I in no way believe alcohol is bad or evil, but I do believe using substances to obliterate our real selves in order to be liberated to something else, whatever that is, will never be an authentic way to live. It simply cannot be. It is a negation of who God created you to be; anxiety, flaws, lack of confidence, emotional baggage, neuroses and all. That's the real you. Why abandon it? Why mask it, or subdue it? It is still there when you wake up. Rather than run away from it, you have the option to come out and meet it, and perhaps even change it. In the very least, to try and love it with a real love.

I don't drink much anymore. The appeal is no longer there. However, I am endlessly fascinated by real life - by real love and relationships, and the way God works, the beauty of every day existence and the endless opportunities we have to meet other people in a very real way and grow. And opportunities to meet our real selves, as well: it is a never-ending wonder to learn the things I am capable of. True freedom will never be found in substances. True freedom comes only from building a relationship with God and keeping him at the center of your life and watching how he works for you and in you. And not only that, but building a relationship with yourself, one built on an understanding of the uniqueness God has very specifically endowed you with. This is what's real, and this is all you get to take with you. If we busy ourselves with seeking distraction, we will miss what God intended us to be. Thank God I woke up to that fact.

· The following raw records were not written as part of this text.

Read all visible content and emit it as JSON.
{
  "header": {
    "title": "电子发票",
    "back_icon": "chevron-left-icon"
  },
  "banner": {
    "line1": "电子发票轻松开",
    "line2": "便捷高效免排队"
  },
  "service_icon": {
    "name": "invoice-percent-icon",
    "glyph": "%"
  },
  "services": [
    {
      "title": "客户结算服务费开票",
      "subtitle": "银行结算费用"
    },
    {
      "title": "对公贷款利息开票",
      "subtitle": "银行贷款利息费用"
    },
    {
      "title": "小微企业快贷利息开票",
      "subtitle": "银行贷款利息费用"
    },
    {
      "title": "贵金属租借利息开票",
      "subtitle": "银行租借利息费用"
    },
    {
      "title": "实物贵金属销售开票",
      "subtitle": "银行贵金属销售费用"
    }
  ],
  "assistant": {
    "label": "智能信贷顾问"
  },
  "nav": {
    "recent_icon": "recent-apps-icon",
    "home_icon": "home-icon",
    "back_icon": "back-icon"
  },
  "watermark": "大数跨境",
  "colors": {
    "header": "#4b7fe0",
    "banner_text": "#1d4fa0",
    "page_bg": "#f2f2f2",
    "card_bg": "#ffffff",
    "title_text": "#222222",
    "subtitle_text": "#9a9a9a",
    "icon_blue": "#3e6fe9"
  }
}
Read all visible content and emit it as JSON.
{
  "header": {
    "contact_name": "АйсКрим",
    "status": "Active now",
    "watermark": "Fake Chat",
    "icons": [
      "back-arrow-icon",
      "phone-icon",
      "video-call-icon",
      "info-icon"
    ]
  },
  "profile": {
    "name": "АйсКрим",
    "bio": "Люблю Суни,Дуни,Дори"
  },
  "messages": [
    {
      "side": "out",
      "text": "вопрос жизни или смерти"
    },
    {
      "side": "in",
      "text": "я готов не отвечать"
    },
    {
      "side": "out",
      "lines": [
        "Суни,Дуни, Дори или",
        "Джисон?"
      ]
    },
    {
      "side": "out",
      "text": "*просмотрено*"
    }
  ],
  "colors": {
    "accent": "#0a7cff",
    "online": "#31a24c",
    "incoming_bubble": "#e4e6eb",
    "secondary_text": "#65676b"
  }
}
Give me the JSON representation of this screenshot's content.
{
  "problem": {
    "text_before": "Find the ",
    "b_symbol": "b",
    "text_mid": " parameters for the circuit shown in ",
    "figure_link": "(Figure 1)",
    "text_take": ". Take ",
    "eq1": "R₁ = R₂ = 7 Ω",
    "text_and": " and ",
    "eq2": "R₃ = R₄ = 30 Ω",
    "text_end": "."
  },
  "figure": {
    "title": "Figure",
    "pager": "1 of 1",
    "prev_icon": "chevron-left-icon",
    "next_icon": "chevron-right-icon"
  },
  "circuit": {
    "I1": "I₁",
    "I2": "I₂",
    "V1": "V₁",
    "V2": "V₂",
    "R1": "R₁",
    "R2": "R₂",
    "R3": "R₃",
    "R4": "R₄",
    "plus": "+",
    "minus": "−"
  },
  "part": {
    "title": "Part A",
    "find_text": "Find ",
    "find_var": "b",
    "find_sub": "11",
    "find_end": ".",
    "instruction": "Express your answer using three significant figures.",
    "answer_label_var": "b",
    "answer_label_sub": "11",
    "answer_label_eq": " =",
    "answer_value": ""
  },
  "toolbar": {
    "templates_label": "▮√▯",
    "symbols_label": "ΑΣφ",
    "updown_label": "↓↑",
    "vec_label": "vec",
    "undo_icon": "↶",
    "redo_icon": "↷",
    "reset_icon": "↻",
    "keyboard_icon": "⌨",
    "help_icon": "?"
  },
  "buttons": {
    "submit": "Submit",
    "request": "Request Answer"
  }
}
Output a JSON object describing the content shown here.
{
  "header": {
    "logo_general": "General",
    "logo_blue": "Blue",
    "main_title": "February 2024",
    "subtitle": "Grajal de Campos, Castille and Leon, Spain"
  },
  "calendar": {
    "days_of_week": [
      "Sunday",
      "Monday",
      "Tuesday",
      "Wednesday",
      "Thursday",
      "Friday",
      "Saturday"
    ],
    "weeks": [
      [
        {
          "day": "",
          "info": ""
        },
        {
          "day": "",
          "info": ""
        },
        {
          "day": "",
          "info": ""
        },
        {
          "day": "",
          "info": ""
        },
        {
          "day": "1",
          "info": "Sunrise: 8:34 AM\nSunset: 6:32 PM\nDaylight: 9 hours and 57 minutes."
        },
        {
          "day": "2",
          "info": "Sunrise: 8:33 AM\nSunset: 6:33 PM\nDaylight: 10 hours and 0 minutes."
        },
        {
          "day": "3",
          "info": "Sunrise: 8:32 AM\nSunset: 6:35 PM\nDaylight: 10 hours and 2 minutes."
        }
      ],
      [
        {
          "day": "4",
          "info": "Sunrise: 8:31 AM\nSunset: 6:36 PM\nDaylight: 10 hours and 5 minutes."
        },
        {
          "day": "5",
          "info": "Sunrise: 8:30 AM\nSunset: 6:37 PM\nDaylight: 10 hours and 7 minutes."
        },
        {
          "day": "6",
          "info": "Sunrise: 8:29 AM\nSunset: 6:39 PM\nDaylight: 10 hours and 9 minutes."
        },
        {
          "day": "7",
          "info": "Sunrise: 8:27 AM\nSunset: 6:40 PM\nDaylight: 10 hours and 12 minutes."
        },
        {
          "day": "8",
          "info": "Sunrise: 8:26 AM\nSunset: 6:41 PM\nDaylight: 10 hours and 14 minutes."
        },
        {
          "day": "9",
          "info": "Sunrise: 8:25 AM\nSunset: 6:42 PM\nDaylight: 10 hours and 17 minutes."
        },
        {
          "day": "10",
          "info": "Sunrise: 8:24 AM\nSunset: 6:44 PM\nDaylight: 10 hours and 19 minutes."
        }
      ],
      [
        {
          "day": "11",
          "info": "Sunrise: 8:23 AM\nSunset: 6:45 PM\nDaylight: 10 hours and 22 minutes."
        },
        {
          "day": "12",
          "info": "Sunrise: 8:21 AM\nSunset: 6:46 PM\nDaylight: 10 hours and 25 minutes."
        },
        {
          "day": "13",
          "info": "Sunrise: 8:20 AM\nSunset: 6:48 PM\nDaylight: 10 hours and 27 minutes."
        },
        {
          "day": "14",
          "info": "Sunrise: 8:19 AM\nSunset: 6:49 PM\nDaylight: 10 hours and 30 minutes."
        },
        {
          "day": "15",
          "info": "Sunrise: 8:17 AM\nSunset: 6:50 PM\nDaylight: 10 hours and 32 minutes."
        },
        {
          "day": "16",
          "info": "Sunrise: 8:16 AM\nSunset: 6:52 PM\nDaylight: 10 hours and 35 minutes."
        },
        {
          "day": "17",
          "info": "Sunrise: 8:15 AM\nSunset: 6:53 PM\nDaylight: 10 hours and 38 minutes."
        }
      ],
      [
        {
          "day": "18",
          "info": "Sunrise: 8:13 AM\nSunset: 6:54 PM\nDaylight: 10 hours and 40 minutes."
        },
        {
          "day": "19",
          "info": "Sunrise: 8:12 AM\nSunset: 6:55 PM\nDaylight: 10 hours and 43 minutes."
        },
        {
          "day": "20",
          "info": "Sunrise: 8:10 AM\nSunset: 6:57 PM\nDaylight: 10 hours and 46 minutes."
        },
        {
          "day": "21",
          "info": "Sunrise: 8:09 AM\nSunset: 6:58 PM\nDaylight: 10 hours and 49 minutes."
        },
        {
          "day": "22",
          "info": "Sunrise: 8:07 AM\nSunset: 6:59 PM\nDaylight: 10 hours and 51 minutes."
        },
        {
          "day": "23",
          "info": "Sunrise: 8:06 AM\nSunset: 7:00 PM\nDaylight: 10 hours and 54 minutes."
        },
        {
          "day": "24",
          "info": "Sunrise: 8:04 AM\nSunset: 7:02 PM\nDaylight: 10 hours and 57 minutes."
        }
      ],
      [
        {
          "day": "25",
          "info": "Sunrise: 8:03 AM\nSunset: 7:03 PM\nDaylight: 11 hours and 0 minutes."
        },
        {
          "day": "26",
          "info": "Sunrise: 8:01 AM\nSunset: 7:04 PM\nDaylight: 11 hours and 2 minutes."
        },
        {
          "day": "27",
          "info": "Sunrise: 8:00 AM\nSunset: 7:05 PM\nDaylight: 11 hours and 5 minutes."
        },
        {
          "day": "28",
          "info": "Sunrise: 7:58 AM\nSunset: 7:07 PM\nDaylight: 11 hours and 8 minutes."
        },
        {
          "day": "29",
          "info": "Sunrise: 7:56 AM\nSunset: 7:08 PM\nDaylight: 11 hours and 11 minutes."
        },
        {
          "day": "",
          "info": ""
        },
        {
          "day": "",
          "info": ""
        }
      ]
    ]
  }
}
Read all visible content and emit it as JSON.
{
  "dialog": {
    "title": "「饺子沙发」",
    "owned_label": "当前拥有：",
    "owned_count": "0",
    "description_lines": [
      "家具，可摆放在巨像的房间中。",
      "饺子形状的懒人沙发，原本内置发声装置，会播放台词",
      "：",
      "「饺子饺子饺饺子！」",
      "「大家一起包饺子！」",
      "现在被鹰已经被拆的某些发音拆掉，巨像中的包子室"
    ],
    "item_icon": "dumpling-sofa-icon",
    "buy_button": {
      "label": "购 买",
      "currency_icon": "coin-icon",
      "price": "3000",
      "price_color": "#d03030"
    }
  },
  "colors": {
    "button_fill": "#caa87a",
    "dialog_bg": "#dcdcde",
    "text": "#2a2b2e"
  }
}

There are so many false gods to serve in this life and day after day we get to make the choice and learn the lesson - who will I serve?